In order to avoid adverse performance issues with this site, please white list https://crstodayeurope.com in your ad blocker then refresh this page.

Need help? Click here for instructions.

Cover Focus | Jul 2015

Highlights of the Cassini in Clinical Practice

I have had the pleasure of working with the Cassini Corneal Analyzer (i-Optics) for more than 2 years. At first glance, it looks like any other topographer; however, when you see it in action and evaluate the performance, it is clear that the Cassini is indeed a different breed. Trichromatic LEDs provide a detailed depiction of the anterior corneal surface that was not possible before with other devices, and, as a result, I have changed how I approach the corneal maps I traditionally use for assessing corneal shape. I tend to scrutinize the axial maps of other elevation-based devices—for instance, the Placido-ring display to evaluate a dry eye or the curvature maps for irregular corneas. The multipoint discrimination of the Cassini enables a more accurate and nearly complete representation of the anterior surface elevation and curvature, and its posterior corneal analysis provides information on total corneal power.

The Cassini delivers the preoperative data for my refractive cataract platform. In conjunction with the Streamline upgrades to the Lensar Laser System (Lensar), the corneal refractive information is seamlessly and efficiently fed to the laser for arcuate incision planning and reproducible clear corneal incision placement. (Editor's Note: See Lensar to Integrate Wirelessly With Cassini for more information on the Streamline upgrades.) These features help to standardize my surgically induced astigmatism.

Figure 1. Capture screen of the Cassini (A). View of the corneal topography examination (B).

Furthermore, I have grown particularly fond of the Cassini Corneal Shape Analyzer for surgical management of corneal disease.

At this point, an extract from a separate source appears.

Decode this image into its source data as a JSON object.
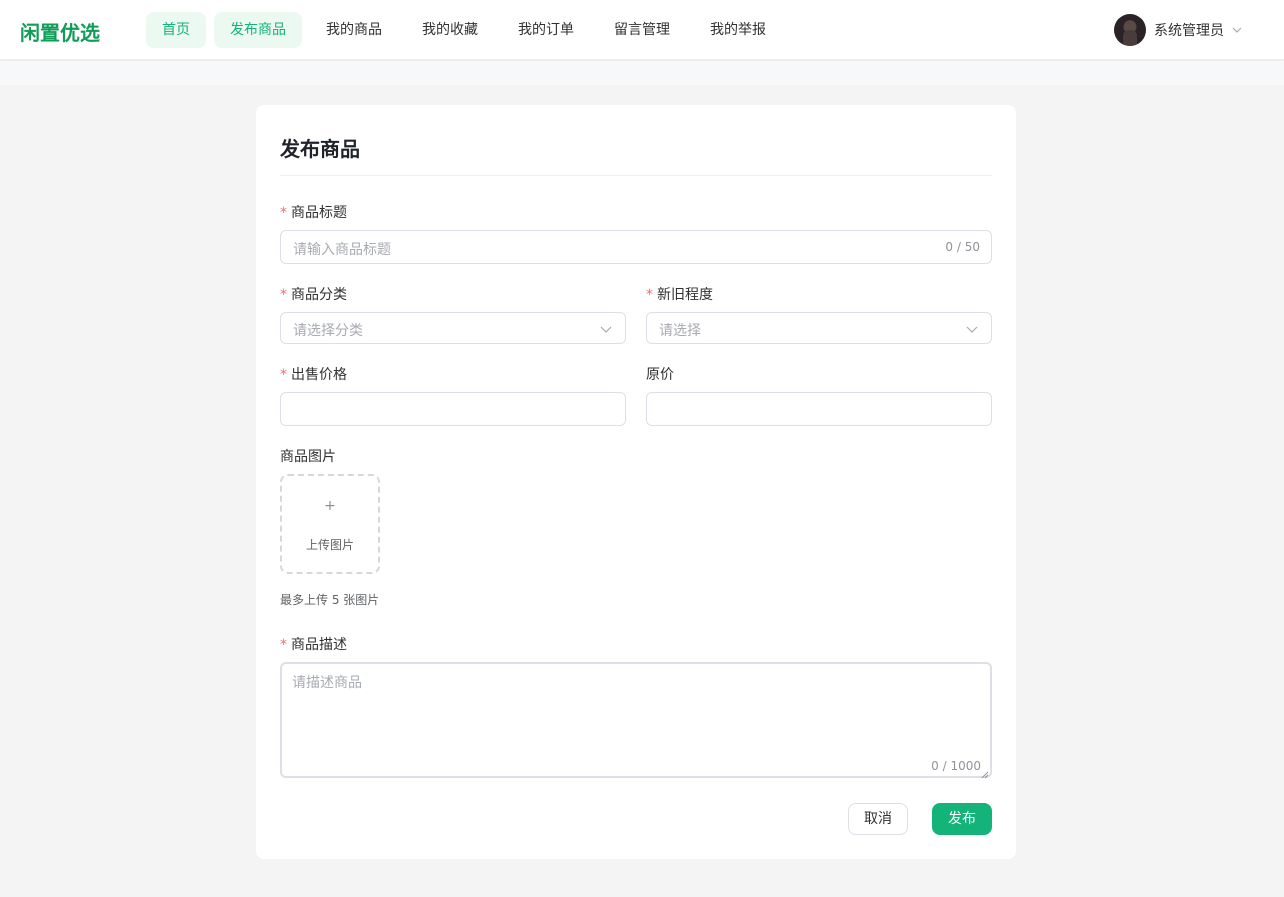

For patients with corneal ectasia, preoperative planning for intrastromal corneal ring segments and intraoperative guidance for conductive keratoplasty is driven by the Cassini system with remarkable precision.

The distinct advantage is the enhanced assessment of the anterior corneal shape that is provided with the Cassini analyzer (Figure 1). The pseudorandomized color LEDs are superior to traditional monochromatic Placido rings for detailed interpretation of the anterior corneal curvature. For example, evaluation of an irregular, asymmetric cornea is frequently limited and a source for confusion with a traditional Placido device, and poor extrapolation with Scheimpflug tomography is frequently depicted as data dropout. By comparison, using the Cassini Corneal Shaper Analyzer, the indices over the focal areas of irregularity are preserved. In my clinic, the Cassini provides a wealth of knowledge regarding front and back corneal surfaces across the full spectrum of patient presentations.

Jonathan D. Solomon, MD
• Surgical/Refractive Director of Solomon Eye Associates, Bowie, Maryland
• Financial disclosure: Consultant (i-Optics, TrueVision)